You knew the way Bill insisted they were going to have “the best Christmas ever” that this hour would lead to certain disasters. Bill reminded Margie, who’s Goji Blasting to the max, that they just passed the shortest day of the year, and “now we’re turning to the light,” he said.
“This Christmas is your new beginning. Our new beginning,” Nicki said aggressively to mother Adaleen.
Still, the holidays are also some of the most stressful times of the year, both in monogamous and polygamous relationships. “The holidays can be hard,” Margene conceded to neighbor Pam. “I don’t know how you do it when there’s just two people in the marriage.” Ha!
The separation between men and women was made more evident in this hour. Bill drove that point home when he made that patronizing “separate but equal responsibilities” prayer during Christmas dinner. “You’re very special,” Bill oozed to the ladies at the table, “and entitled to the guidance of righteous priesthood holders.” No doubt he was appreciative of his wives, but the guys still call the shots in his book. That was made crystal clear when Barb was completely overlooked and son Ben was chosen to give a blessing at church.
This week’s episode, called “A Seat at the Table,” revolved around Bill’s attempt to rustle up some political and polygamist support to get his Safety Net in place. The ordinance appeared to be a twofold operation. It would allow compound polygamists the rights to public services but also put those polygamists closely under government rule, which opens the door to compound reform.

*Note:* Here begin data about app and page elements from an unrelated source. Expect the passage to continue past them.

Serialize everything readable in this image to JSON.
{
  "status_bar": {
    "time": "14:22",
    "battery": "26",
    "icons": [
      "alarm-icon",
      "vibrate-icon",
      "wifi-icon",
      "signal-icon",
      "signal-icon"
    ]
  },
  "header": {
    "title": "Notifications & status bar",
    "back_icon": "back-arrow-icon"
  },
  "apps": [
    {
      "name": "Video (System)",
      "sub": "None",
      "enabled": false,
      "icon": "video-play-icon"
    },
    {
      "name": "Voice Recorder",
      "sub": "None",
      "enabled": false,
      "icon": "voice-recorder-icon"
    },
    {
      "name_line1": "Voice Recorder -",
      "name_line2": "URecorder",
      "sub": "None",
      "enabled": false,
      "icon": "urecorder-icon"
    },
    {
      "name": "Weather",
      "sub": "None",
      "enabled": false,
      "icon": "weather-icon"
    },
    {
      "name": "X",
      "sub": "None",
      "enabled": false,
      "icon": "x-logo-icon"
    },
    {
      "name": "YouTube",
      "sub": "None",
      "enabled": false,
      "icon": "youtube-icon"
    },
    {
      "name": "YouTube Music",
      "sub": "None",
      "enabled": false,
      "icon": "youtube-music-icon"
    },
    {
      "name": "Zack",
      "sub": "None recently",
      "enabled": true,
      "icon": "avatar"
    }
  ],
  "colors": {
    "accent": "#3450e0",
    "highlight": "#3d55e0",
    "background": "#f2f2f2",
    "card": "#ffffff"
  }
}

Bill said outright that he wanted to diffuse the charge that he has a polygamist agenda, but there was no diffusing happening whatsoever during this pivotal hour. Survey says this act is not a great idea, but it did allow some good drama to be played out. And it introduced a new polygamist father — Bud Mayberry, head of the Apostolic United Brotherhood, played with rustic backwoods appeal by Robert Patrick. T-1000’s been busy; Bud has eight wives and 27 children on some kind of compound in Utah and doesn’t give a “rusty hubcap” about big bad Juniper Creek.
Bill approached various polygamist compounds to come forward during the Safety Net meeting. But instead of engaging in civil discourse as planned, the forum turned into an unruly free-for-all after Nicki decided to air out her Juniper Creek grievances to the public.